**TASK DETAILS**
Give the listing again in full, exactly as written.

**SUPPLIED MATERIAL**
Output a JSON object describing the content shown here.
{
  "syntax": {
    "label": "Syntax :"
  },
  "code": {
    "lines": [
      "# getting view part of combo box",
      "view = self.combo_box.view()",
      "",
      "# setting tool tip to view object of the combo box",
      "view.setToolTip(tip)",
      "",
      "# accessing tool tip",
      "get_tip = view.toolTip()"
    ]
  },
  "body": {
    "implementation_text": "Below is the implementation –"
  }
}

**OUTPUT OF THE EXERCISE**
Output a JSON object describing the content shown here.
{
  "syntax": {
    "label": "Syntax :"
  },
  "code": {
    "lines": [
      "# getting view part of combo box",
      "view = self.combo_box.view()",
      "",
      "# setting tool tip to view object of the combo box",
      "view.setToolTip(tip)",
      "",
      "# accessing tool tip",
      "get_tip = view.toolTip()"
    ]
  },
  "body": {
    "implementation_text": "Below is the implementation –"
  }
}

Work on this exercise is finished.